### Exercise
Please list all lines of the material below in which the string "Transparency" occurs.

(Data Opens)

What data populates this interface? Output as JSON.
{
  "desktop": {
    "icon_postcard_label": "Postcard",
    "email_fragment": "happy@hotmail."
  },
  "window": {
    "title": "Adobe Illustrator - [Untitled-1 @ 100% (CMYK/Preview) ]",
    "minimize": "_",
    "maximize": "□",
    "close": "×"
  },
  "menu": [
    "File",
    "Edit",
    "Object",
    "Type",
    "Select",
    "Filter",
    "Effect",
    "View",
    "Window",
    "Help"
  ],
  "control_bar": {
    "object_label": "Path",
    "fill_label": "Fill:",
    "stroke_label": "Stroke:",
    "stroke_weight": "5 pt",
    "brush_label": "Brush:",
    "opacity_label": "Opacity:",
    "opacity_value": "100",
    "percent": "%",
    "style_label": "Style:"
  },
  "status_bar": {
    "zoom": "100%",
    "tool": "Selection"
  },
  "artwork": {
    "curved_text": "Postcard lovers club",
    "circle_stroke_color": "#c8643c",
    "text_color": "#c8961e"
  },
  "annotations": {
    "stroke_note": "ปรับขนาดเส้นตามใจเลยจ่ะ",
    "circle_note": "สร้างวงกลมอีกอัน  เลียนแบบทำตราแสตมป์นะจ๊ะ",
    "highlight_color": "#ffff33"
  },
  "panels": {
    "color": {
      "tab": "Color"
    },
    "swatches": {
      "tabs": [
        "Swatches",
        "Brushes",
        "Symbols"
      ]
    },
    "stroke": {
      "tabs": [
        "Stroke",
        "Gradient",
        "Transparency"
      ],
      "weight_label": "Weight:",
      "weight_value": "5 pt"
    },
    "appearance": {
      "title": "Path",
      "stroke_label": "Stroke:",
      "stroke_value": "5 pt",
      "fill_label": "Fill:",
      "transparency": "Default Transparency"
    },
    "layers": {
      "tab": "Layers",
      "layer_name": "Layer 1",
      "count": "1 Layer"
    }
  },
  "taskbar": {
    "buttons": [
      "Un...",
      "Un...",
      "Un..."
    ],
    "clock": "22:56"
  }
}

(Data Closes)

### Solution
        "Transparency"
      "transparency": "Default Transparency"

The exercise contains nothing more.